Many Jewish writers attempting to explain the inexplicable have commented that survival was always only ever a matter of luck, and this slim novel shows once again how true that was. Mariana as protector of Hugo is manifestly unequal to the task. She is a drunk, she is hot-tempered and impulsive, and when she has to leave Hugo to sort out her mother’s funeral and to dry out, she increases the risk to the boy by enlisting the help of other women in the brothel. Victoria, the cook, is a constant malevolent presence. She fears reprisals if the boy is discovered, and she has no feeling for him as a human being and a child at that.
The months and years go by and the Russian advance is on its way. Even as they retreat the Germans keep up their search for hidden Jews, while fears of Russian retaliation against collaborators grow in the brothel. Mariana and Hugo flee into the forest, but in one of the most poignant scenes in the book, Hugo takes no delight in his liberation into the sunshine because they are just as vulnerable, only the persecutor has changed. What is different is that Hugo becomes Mariana’s protector as her drinking spirals out of control.
Some reviewers have commented that the physical relationship that eventually develops between Mariana and Hugo is unhealthy, as indeed it would be under any normal circumstances. Like the rest of the book, this issue is tackled with great restraint, and I think it has been included to show that in extremis, people take comfort where they can. These two have no one but each other, violent death is their most probable fate, and Hugo has entered adolescence as would any other boy of his age. ‘Who are we to judge?’ asks Appelfeld when a woman of so many flaws saves the life of a child?
Blooms of Darkness deserves its place in the shortlist for the Independent Foreign Fiction Prize.
To read reviews by other members of the Shadow IFFP Jury, click here.

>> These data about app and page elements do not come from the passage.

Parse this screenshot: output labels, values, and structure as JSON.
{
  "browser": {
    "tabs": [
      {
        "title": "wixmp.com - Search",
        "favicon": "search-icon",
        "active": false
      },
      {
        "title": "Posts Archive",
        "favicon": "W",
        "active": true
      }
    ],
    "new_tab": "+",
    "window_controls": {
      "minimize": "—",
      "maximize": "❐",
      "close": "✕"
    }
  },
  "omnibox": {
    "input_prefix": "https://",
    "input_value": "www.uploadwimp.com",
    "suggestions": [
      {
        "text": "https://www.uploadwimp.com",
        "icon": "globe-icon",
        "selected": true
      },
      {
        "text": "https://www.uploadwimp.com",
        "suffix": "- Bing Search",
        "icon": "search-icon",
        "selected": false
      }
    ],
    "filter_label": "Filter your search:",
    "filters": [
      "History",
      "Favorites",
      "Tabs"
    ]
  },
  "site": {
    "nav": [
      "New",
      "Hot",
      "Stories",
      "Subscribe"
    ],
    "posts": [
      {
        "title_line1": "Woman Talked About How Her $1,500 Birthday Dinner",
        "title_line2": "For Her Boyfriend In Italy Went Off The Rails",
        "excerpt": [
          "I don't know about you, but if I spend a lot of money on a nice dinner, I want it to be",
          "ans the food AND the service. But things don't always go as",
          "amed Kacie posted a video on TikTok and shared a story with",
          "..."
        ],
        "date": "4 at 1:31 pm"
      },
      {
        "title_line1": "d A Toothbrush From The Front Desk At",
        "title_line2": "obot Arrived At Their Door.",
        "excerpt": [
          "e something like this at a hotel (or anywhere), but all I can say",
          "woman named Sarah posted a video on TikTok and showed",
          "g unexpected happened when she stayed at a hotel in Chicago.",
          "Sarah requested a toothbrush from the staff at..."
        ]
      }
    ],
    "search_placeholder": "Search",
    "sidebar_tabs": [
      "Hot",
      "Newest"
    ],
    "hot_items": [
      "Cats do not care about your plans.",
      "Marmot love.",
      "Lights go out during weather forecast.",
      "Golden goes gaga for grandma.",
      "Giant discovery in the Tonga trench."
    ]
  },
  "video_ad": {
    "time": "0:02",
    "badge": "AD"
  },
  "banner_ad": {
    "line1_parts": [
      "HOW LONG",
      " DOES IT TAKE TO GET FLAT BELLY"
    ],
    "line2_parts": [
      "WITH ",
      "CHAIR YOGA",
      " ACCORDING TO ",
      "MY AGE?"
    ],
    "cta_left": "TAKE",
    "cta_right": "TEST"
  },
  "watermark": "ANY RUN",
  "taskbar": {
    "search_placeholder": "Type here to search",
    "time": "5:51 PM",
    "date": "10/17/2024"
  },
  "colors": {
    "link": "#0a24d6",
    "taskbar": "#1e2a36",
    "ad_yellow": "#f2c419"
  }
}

 Actually, Ukraine has the 4th highest number of Righteous Among Nations, mainly members of a Christian sect.
Author: Aharon Appelfeld
Title: Blooms of Darkness, A Novel
Translated from the Hebrew by Jeffrey M. Green
Publisher: Schocken Books, 2010
Source: Yarra Libraries via inter-library loan.
Fishpond: Blooms of Darkness